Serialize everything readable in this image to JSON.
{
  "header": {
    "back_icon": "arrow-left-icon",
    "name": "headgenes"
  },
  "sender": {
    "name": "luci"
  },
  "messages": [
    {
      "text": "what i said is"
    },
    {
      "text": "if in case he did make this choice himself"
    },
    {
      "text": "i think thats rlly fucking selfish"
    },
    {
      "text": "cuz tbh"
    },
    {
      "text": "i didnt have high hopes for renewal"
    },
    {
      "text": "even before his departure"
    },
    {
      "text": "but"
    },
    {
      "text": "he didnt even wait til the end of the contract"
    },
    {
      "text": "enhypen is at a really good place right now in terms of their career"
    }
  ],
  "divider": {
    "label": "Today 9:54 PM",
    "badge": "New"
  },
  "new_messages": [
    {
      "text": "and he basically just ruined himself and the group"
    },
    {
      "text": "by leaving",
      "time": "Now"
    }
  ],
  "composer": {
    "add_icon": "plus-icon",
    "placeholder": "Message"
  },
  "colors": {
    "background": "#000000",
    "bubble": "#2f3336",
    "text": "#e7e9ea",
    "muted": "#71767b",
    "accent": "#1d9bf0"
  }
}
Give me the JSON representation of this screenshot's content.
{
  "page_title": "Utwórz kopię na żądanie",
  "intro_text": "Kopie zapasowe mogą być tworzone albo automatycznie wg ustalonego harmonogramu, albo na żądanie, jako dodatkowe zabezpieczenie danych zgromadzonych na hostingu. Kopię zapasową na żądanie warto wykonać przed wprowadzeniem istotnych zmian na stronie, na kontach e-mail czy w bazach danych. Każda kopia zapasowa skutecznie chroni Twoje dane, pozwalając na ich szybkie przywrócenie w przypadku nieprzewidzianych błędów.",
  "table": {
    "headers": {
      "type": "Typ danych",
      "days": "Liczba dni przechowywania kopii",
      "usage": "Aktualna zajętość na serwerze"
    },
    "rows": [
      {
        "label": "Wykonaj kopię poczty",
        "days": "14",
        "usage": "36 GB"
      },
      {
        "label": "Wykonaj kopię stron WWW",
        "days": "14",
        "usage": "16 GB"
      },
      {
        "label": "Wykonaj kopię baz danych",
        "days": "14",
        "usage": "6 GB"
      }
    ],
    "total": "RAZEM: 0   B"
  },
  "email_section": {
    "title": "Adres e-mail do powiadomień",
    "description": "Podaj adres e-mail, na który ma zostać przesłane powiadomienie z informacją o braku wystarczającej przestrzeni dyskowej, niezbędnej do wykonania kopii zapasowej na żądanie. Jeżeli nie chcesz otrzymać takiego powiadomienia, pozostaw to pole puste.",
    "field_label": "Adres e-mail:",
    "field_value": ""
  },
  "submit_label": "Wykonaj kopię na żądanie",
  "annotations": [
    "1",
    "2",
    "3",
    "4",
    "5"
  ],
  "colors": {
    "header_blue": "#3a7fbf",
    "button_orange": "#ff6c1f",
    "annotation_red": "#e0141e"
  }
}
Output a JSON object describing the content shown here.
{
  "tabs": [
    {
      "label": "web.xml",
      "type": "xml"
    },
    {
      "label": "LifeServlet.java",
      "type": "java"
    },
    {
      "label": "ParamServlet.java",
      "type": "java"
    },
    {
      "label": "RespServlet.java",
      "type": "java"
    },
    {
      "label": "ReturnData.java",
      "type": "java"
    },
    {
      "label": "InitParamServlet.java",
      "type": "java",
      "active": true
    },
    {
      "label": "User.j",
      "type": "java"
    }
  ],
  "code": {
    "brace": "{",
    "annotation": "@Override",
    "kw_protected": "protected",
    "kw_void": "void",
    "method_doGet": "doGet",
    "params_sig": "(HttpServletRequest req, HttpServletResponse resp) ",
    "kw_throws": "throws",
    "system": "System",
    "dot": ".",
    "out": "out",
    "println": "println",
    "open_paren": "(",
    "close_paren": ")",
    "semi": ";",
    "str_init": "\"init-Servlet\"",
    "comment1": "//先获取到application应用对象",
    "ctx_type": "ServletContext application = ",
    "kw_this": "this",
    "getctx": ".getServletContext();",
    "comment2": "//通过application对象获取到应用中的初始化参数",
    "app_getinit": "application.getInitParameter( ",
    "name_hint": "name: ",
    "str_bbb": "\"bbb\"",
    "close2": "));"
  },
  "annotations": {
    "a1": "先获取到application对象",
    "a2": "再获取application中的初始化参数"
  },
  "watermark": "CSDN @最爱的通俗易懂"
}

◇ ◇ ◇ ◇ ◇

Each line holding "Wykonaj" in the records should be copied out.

◆ EXERCISE ANSWER ◆
        "label": "Wykonaj kopię poczty",
        "label": "Wykonaj kopię stron WWW",
        "label": "Wykonaj kopię baz danych",
  "submit_label": "Wykonaj kopię na żądanie",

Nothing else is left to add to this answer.